Your answer should consist of each line from the data below that contains "maneira".

(Collected data)

+-------+

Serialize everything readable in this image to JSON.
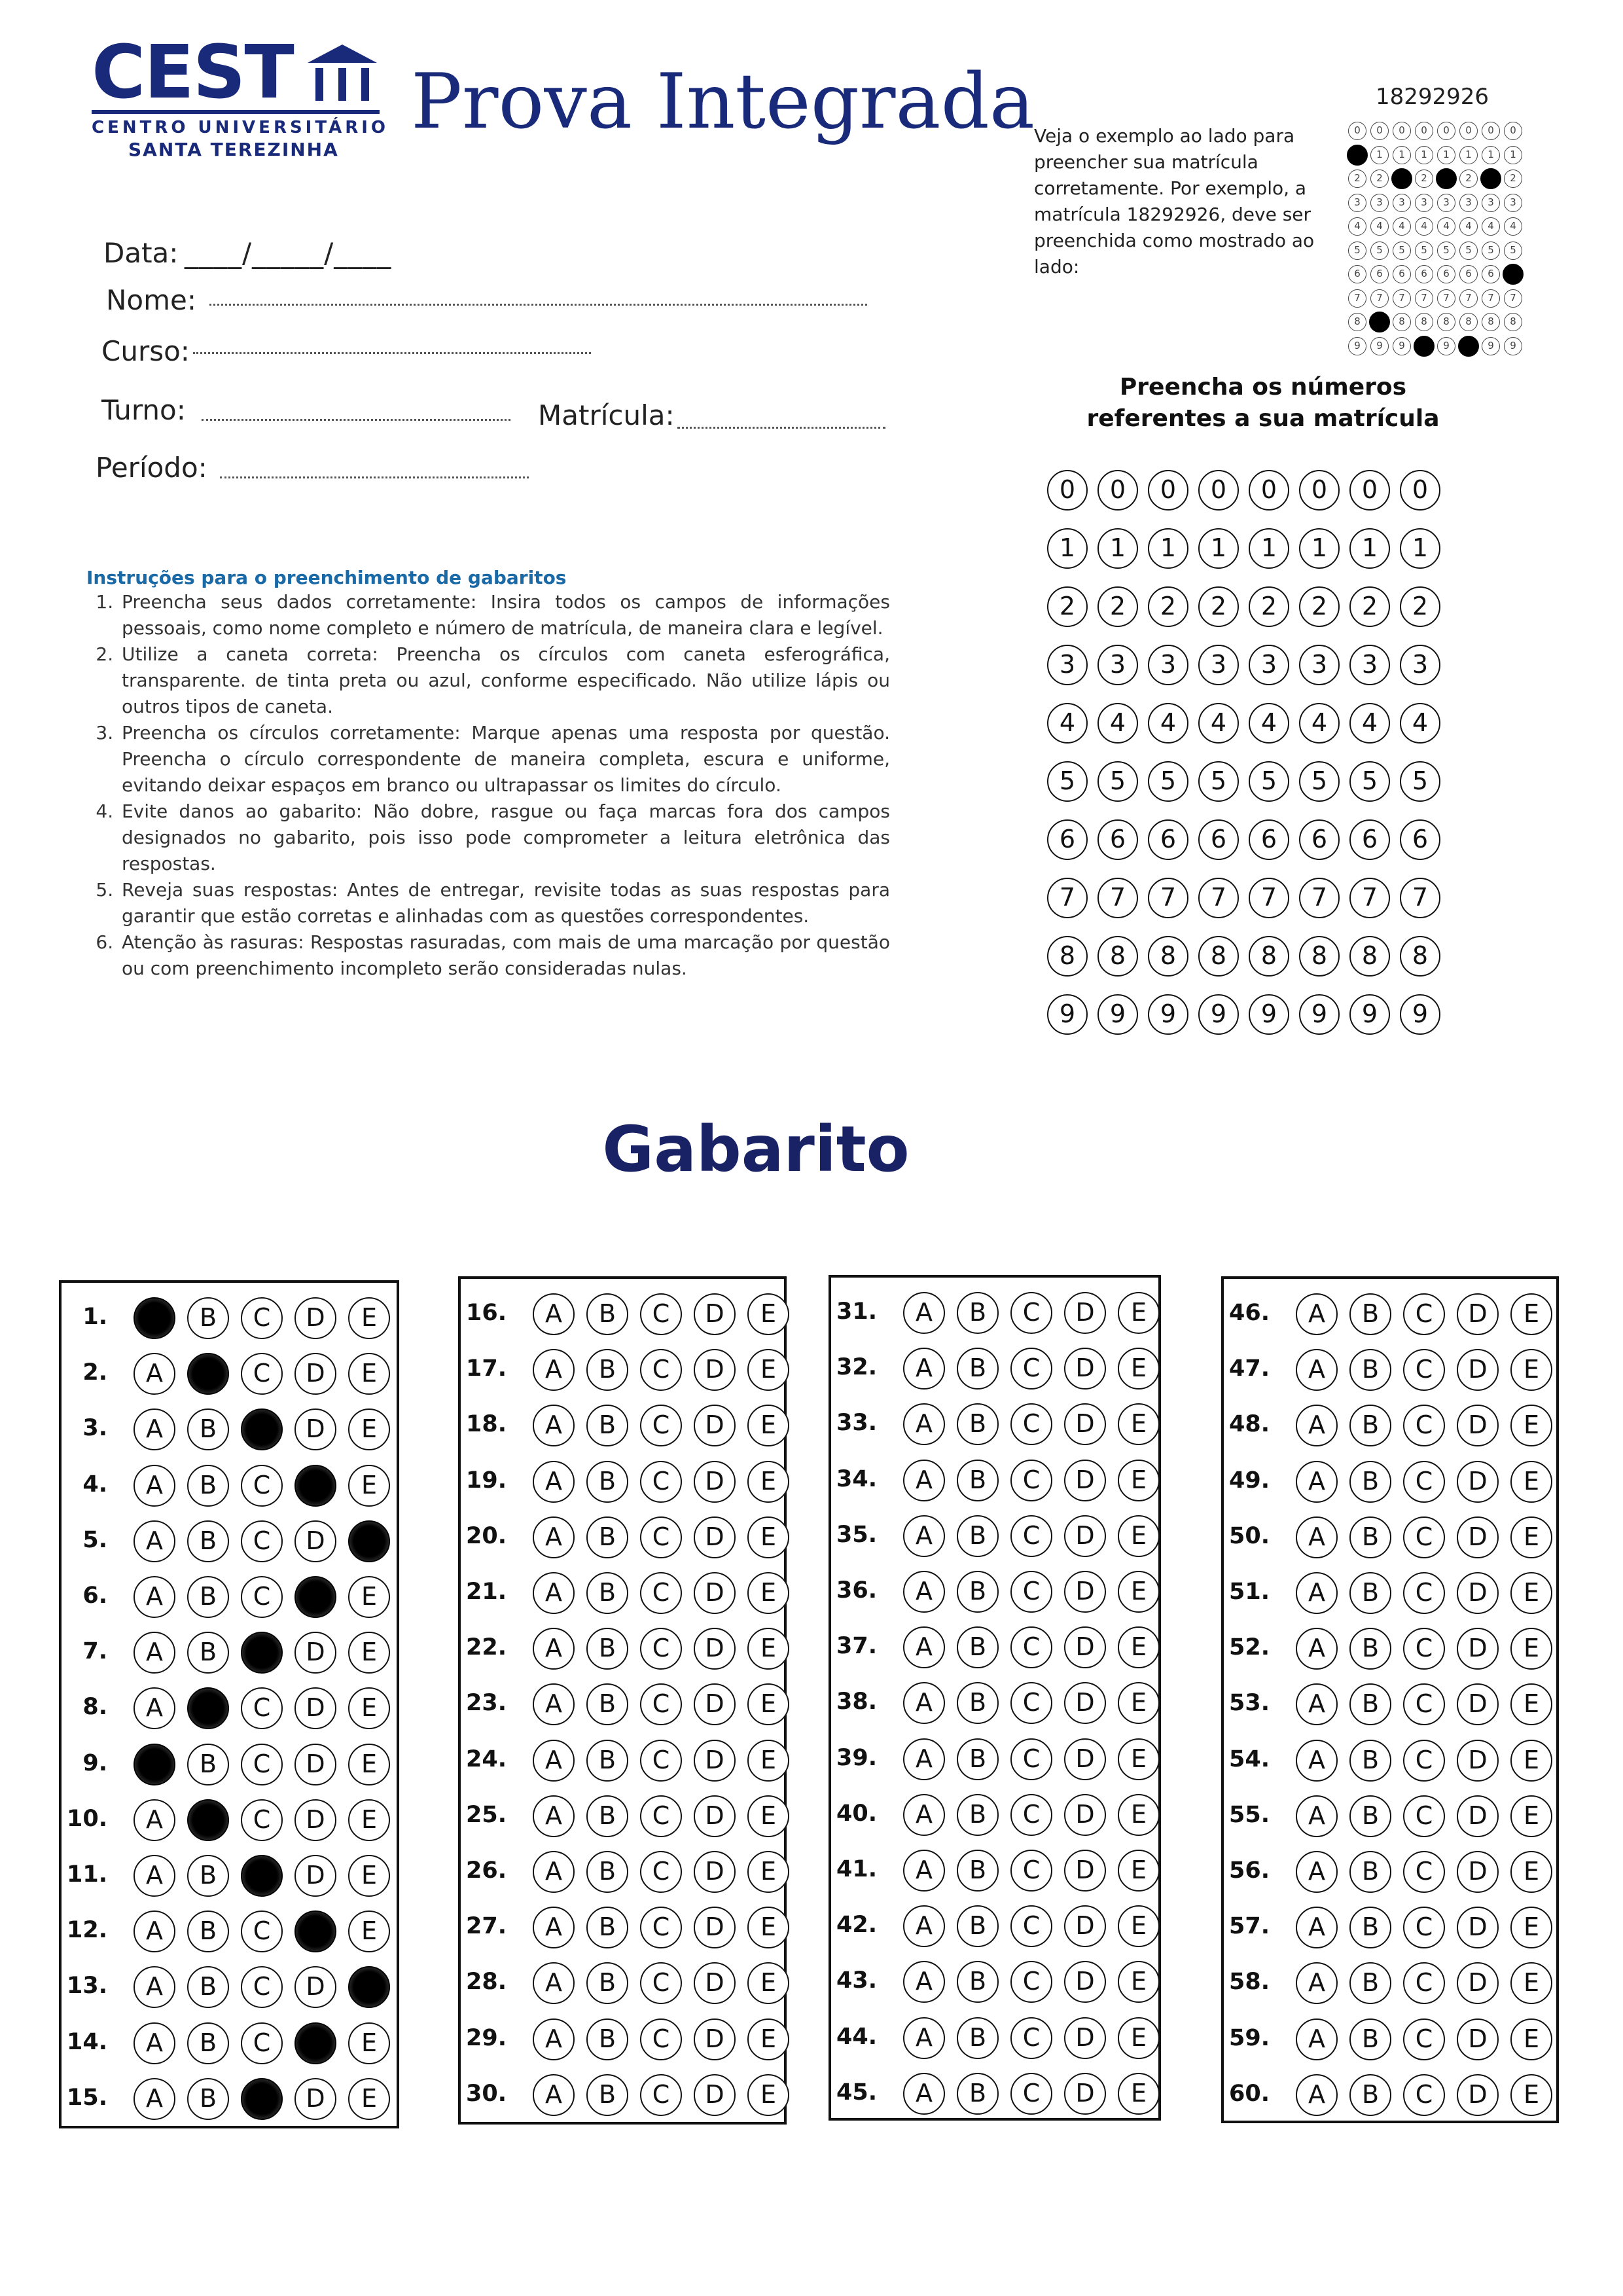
{
  "header": {
    "logo_main": "CEST",
    "logo_line1": "CENTRO UNIVERSITÁRIO",
    "logo_line2": "SANTA TEREZINHA",
    "title": "Prova Integrada"
  },
  "form": {
    "data_label": "Data:",
    "data_blank": "____/_____/____",
    "nome_label": "Nome:",
    "curso_label": "Curso:",
    "turno_label": "Turno:",
    "matricula_label": "Matrícula:",
    "periodo_label": "Período:"
  },
  "instructions": {
    "title": "Instruções  para o preenchimento de gabaritos",
    "items": [
      "Preencha seus dados corretamente: Insira todos os campos de informações pessoais, como nome completo e número de matrícula, de maneira clara e legível.",
      "Utilize a caneta correta: Preencha os círculos com caneta esferográfica, transparente. de tinta preta ou azul, conforme especificado. Não utilize lápis ou outros tipos de caneta.",
      "Preencha os círculos corretamente: Marque apenas uma resposta por questão. Preencha o círculo correspondente de maneira completa, escura e uniforme, evitando deixar espaços em branco ou ultrapassar os limites do círculo.",
      "Evite danos ao gabarito: Não dobre, rasgue ou faça marcas fora dos campos designados no gabarito, pois isso pode comprometer a leitura eletrônica das respostas.",
      "Reveja suas respostas: Antes de entregar, revisite todas as suas respostas para garantir que estão corretas e alinhadas com as questões correspondentes.",
      "Atenção às rasuras: Respostas rasuradas, com mais de uma marcação por questão ou com preenchimento incompleto serão consideradas nulas."
    ]
  },
  "example": {
    "number": "18292926",
    "text": "Veja o exemplo ao lado para preencher sua matrícula corretamente. Por exemplo,  a matrícula 18292926, deve ser preenchida como mostrado ao lado:",
    "digits": [
      1,
      8,
      2,
      9,
      2,
      9,
      2,
      6
    ]
  },
  "matricula_grid": {
    "title_line1": "Preencha os números",
    "title_line2": "referentes a sua matrícula",
    "columns": 8,
    "digits": [
      "0",
      "1",
      "2",
      "3",
      "4",
      "5",
      "6",
      "7",
      "8",
      "9"
    ]
  },
  "gabarito": {
    "title": "Gabarito",
    "options": [
      "A",
      "B",
      "C",
      "D",
      "E"
    ],
    "total_questions": 60,
    "marked": {
      "1": "A",
      "2": "B",
      "3": "C",
      "4": "D",
      "5": "E",
      "6": "D",
      "7": "C",
      "8": "B",
      "9": "A",
      "10": "B",
      "11": "C",
      "12": "D",
      "13": "E",
      "14": "D",
      "15": "C"
    }
  }
}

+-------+

### OUTPUT OF THE EXERCISE
      "Preencha seus dados corretamente: Insira todos os campos de informações pessoais, como nome completo e número de matrícula, de maneira clara e legível.",
      "Preencha os círculos corretamente: Marque apenas uma resposta por questão. Preencha o círculo correspondente de maneira completa, escura e uniforme, evitando deixar espaços em branco ou ultrapassar os limites do círculo.",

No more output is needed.